┌──
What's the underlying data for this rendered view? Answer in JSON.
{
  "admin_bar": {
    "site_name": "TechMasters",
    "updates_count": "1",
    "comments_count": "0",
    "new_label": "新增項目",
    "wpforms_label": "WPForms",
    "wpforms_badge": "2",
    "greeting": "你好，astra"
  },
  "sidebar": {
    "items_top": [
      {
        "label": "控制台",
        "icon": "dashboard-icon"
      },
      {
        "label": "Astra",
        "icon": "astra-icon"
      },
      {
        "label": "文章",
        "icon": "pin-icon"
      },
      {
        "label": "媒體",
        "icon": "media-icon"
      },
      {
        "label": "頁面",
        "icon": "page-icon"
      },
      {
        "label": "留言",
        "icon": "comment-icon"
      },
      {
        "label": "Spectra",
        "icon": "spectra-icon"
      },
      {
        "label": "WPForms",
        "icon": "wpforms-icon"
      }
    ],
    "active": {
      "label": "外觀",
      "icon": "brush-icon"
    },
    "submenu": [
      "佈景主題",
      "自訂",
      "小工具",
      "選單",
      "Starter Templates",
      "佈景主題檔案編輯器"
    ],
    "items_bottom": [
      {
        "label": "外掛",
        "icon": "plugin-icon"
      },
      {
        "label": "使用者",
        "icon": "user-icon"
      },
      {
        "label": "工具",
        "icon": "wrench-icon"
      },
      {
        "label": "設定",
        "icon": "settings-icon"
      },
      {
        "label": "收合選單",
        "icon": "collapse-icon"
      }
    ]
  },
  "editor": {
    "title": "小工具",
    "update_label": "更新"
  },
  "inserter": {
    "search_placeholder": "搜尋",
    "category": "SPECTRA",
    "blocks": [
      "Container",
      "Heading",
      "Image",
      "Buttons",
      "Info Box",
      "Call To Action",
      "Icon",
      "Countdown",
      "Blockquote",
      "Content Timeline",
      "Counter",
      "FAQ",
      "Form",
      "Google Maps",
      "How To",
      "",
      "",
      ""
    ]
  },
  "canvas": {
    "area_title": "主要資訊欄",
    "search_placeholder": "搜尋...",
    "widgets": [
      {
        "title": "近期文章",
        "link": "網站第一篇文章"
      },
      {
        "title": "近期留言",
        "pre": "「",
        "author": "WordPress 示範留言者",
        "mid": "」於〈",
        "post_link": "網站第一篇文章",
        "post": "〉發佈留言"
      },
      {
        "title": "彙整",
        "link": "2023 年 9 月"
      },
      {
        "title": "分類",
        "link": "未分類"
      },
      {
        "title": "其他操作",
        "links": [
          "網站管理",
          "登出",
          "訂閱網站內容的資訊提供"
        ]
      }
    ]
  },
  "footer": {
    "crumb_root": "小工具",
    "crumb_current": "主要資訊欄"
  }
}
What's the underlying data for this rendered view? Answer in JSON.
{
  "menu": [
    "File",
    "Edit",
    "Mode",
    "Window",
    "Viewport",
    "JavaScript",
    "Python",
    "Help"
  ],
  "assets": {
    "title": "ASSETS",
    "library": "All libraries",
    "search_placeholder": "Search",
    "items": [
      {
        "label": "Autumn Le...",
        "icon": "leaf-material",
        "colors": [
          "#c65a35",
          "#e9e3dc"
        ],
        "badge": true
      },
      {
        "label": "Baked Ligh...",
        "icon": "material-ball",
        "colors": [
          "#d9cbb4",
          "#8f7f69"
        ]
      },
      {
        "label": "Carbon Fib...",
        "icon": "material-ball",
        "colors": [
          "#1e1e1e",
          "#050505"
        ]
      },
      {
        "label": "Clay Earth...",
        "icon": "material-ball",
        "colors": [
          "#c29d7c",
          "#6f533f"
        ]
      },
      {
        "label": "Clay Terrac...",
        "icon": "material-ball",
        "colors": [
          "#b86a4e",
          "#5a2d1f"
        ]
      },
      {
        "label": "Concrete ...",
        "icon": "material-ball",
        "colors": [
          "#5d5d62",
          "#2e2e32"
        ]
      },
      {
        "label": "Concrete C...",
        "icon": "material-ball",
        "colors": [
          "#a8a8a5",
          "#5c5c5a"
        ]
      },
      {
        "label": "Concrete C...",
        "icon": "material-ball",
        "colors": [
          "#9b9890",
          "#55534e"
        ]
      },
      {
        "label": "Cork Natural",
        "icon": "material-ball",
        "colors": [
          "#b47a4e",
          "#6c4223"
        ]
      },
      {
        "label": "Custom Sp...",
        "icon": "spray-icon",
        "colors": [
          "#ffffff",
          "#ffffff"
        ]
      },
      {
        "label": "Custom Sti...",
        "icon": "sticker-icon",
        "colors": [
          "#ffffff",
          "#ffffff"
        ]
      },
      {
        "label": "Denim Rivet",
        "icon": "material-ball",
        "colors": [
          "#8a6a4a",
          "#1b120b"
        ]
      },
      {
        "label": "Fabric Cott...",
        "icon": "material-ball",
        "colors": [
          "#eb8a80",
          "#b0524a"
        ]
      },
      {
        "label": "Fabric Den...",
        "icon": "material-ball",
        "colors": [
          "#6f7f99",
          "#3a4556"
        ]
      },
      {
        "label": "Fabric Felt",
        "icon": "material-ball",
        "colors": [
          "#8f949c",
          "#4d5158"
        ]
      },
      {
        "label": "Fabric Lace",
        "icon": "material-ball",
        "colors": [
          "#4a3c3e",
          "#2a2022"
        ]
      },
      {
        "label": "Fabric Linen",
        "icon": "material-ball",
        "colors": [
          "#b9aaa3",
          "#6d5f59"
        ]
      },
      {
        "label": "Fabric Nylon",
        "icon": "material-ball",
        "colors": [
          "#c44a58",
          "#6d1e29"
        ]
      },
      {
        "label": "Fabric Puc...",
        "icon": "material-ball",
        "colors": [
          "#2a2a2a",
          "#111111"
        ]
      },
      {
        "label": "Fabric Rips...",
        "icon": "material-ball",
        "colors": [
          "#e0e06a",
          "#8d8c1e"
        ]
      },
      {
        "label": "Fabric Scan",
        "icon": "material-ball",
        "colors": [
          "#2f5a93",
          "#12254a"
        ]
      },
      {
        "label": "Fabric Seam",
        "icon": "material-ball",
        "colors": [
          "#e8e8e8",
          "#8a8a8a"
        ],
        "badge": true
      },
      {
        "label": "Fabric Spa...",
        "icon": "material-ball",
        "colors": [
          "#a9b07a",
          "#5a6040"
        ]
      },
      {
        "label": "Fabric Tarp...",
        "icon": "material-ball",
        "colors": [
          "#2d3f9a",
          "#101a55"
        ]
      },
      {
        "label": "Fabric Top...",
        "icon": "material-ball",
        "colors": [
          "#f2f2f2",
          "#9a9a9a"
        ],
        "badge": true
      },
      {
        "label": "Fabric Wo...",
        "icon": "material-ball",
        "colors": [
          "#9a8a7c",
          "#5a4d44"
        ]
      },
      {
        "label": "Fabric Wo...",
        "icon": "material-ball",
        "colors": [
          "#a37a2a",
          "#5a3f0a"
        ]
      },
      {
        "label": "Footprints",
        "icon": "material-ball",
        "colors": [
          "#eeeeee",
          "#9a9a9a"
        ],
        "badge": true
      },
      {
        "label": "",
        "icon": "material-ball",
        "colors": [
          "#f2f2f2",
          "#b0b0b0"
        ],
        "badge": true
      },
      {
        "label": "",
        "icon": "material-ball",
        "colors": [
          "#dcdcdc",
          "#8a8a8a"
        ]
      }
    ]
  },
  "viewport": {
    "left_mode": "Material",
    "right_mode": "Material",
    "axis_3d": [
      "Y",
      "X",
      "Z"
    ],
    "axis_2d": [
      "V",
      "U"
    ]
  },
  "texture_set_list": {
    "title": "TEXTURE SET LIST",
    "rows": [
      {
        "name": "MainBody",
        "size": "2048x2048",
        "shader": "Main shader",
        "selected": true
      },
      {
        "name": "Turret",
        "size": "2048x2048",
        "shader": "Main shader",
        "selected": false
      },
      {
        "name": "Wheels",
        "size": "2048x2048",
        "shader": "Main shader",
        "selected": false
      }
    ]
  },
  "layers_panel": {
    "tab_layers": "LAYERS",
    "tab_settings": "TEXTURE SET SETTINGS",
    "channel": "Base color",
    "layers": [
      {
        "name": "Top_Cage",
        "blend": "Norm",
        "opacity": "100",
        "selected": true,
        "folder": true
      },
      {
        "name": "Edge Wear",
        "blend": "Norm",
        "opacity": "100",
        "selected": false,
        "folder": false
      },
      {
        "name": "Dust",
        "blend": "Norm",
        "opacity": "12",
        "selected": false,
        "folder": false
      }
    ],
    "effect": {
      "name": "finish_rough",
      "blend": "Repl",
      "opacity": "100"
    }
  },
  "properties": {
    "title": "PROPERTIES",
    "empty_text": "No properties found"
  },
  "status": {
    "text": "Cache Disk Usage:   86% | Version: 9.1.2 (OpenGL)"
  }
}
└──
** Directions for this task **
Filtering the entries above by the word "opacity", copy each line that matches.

** Answer box **
        "opacity": "100",
        "opacity": "100",
        "opacity": "12",
      "opacity": "100"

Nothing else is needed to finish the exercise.